Index terms: Language and Literature - French or Occitan, Literacy and Orality, Manuscripts and Palaeography, Music
Paper 1003-cPolitical Contrafacture and Aristocratic Identity in 13th-Century France
(Language: English)
Meghan Quinlan, Merton College, University of Oxford
Index terms: Gender Studies, Language and Literature - French or Occitan, Music, Politics and Diplomacy
Abstract

Paper -a:
La recitación de la vida de los santos y los hechos de los mártires del viejo rito franco, pasaron a formar parte del nuevo rito franco-romano como parte de las lecturas del día de conmemoración de su nacimiento. Las epístolas de días señalados, especialmente aquellos del ciclo de Navidad, se troparon, es decir, se ‘farcieron’ tanto en latín como en lengua vernácula. Diversos testimonios y rúbricas nos cuentan cómo se desarrollaba el canto de estas epístolas que tuvieron sus defensores y detractores durante su práctica. Encontramos indicaciones de cómo se debían cantar, quien las debía cantar, en que momento, con qué vestiduras y en qué lugar. En libros de cuentas, ordinarios y consuetas encontramos pagos para la construcción de tarimas, harina para hacer engrudo y fabricar las piedras de la lapidación y, especialmente en Catalunya, indicaciones de que existía una representación del drama de san Esteban. Pero ninguna fuente nos muestra una pequeña prueba de que este drama litúrgico existiera como un drama autentico y al uso. Mi comunicación abordará, tras el estudio de más de setenta fuentes diversas entre las propias epístolas como rúbricas referidas a ellas, el papel de la alteridad (the Otherness) en el momento del canto de la epístola farcida del día de san Esteban.

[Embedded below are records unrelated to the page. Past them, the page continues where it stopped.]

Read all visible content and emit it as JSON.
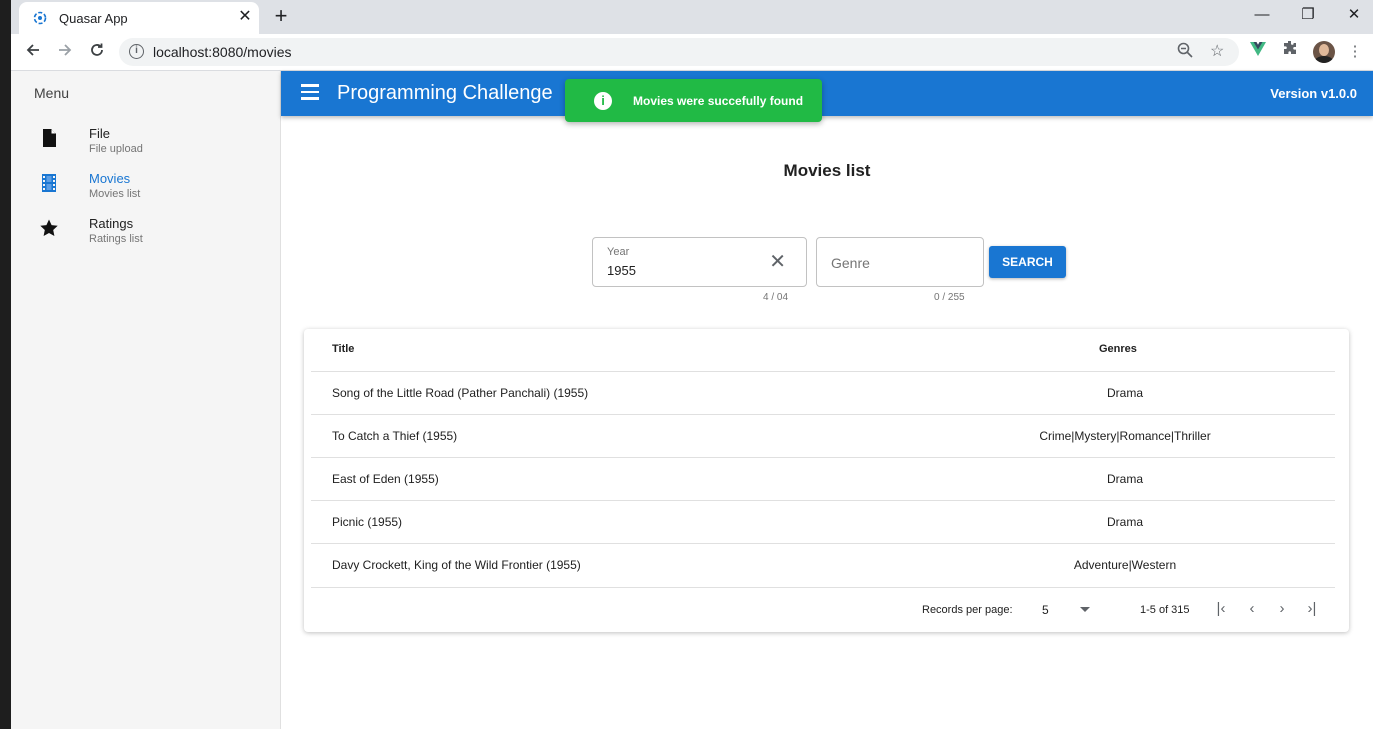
{
  "browser": {
    "tab_title": "Quasar App",
    "tab_close": "✕",
    "new_tab": "+",
    "url": "localhost:8080/movies",
    "window_controls": {
      "minimize": "—",
      "restore": "❐",
      "close": "✕"
    }
  },
  "drawer": {
    "header": "Menu",
    "items": [
      {
        "label": "File",
        "caption": "File upload",
        "icon": "file-icon"
      },
      {
        "label": "Movies",
        "caption": "Movies list",
        "icon": "film-icon",
        "active": true
      },
      {
        "label": "Ratings",
        "caption": "Ratings list",
        "icon": "star-icon"
      }
    ]
  },
  "header": {
    "title": "Programming Challenge",
    "version": "Version v1.0.0",
    "color": "#1976d2"
  },
  "notification": {
    "message": "Movies were succefully found",
    "color": "#21ba45"
  },
  "page": {
    "title": "Movies list"
  },
  "search": {
    "year": {
      "label": "Year",
      "value": "1955",
      "counter": "4 / 04"
    },
    "genre": {
      "placeholder": "Genre",
      "counter": "0 / 255"
    },
    "button_label": "SEARCH"
  },
  "table": {
    "columns": [
      "Title",
      "Genres"
    ],
    "rows": [
      {
        "title": "Song of the Little Road (Pather Panchali) (1955)",
        "genres": "Drama"
      },
      {
        "title": "To Catch a Thief (1955)",
        "genres": "Crime|Mystery|Romance|Thriller"
      },
      {
        "title": "East of Eden (1955)",
        "genres": "Drama"
      },
      {
        "title": "Picnic (1955)",
        "genres": "Drama"
      },
      {
        "title": "Davy Crockett, King of the Wild Frontier (1955)",
        "genres": "Adventure|Western"
      }
    ],
    "footer": {
      "records_per_page_label": "Records per page:",
      "records_per_page_value": "5",
      "range": "1-5 of 315",
      "first": "|‹",
      "prev": "‹",
      "next": "›",
      "last": "›|"
    }
  }
}
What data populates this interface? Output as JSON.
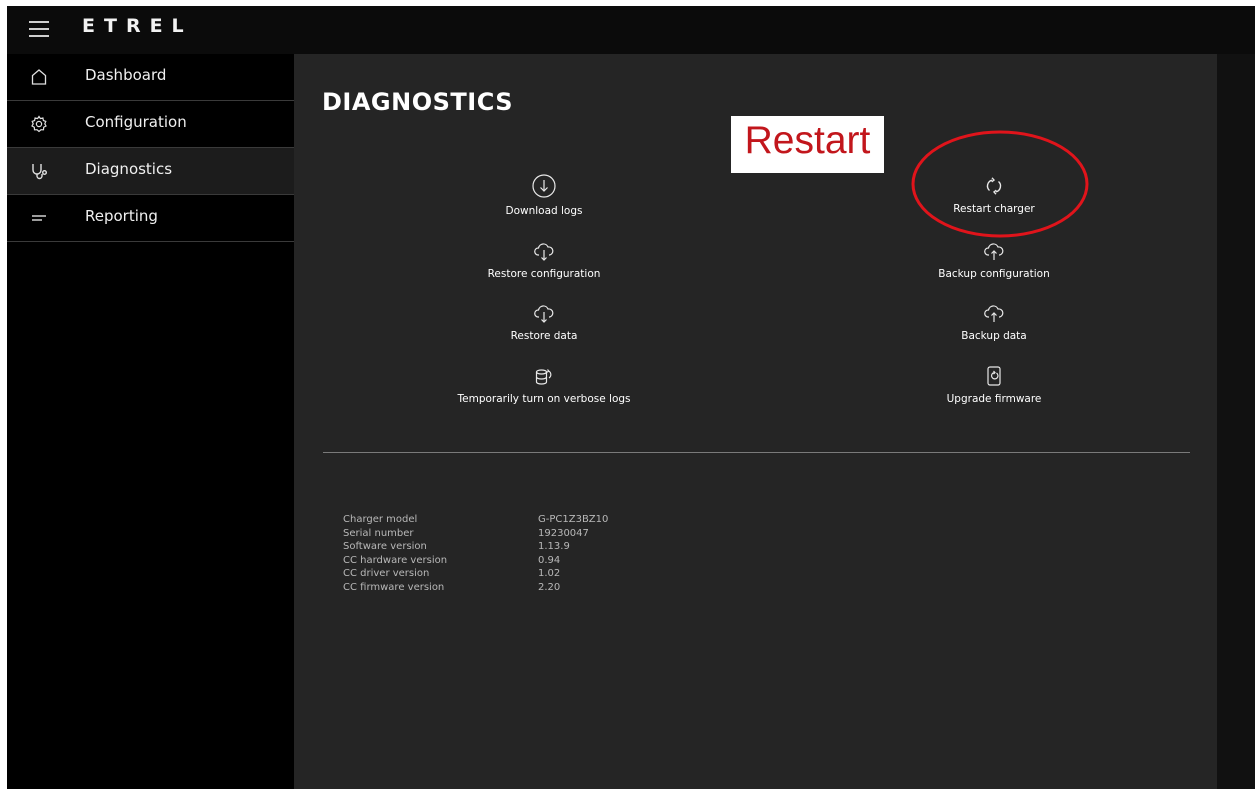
{
  "app": {
    "logo": "ETREL"
  },
  "sidebar": {
    "items": [
      {
        "label": "Dashboard",
        "icon": "home-icon"
      },
      {
        "label": "Configuration",
        "icon": "gear-icon"
      },
      {
        "label": "Diagnostics",
        "icon": "stethoscope-icon",
        "active": true
      },
      {
        "label": "Reporting",
        "icon": "report-lines-icon"
      }
    ]
  },
  "main": {
    "title": "DIAGNOSTICS",
    "actions": {
      "download_logs": "Download logs",
      "restart_charger": "Restart charger",
      "restore_configuration": "Restore configuration",
      "backup_configuration": "Backup configuration",
      "restore_data": "Restore data",
      "backup_data": "Backup data",
      "verbose_logs": "Temporarily turn on verbose logs",
      "upgrade_firmware": "Upgrade firmware"
    },
    "info": [
      {
        "key": "Charger model",
        "value": "G-PC1Z3BZ10"
      },
      {
        "key": "Serial number",
        "value": "19230047"
      },
      {
        "key": "Software version",
        "value": "1.13.9"
      },
      {
        "key": "CC hardware version",
        "value": "0.94"
      },
      {
        "key": "CC driver version",
        "value": "1.02"
      },
      {
        "key": "CC firmware version",
        "value": "2.20"
      }
    ]
  },
  "annotation": {
    "text": "Restart",
    "color": "#c2161c"
  },
  "colors": {
    "background": "#252525",
    "sidebar": "#000000",
    "active_item": "#1c1c1c"
  }
}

Paper -b:
In this paper, I study material and performative networks established through contrafacture among three cansos de joglar – minstrel songs – in French and Occitan. A minstrel song is one that thematises the itinerant life of minstrels, and the theme of wandering, I argue, subtends each new setting, regardless of major shifts in theme. One is an Occitan song attributed to Pistoleta and preserved with its melody in Paris, BnF French 20050. The other two are Old French contrafacts: the first was written with its melody in Paris, BnF French 846, and the other appears without melody in Oxford, Bodleian, ms. Douce 308, and Paris, BnF French 12581.

Paper -c:
This paper considers the geopolitical associations of two political contrafacta (serventois) from thirteenth-century France. In both cases, re-using a widely disseminated melody provides a way of embedding certain attitudes, emotions, and aristocratic identities in a sonic, non-textual space, and the task of uncovering such associations calls for an investigation of each melody’s historical contexts, as well as their embeddedness in issues of gender and class. I argue that the original songs of the contrafacta evoke notions of place and identity that are not politically neutral, and are thus exploited in their new political contexts to communicate specific allegiances and antagonisms. The musical patterns of these shared melodies also provide layers of signification accessible to those unaware of the original songs: instances of repetition, symmetric structures, extremes in range, and various interval shifts all have the potential to change, undercut, or intensify the text, and this can have powerful effects on the song maker’s intended political message, as I show through sung demonstration.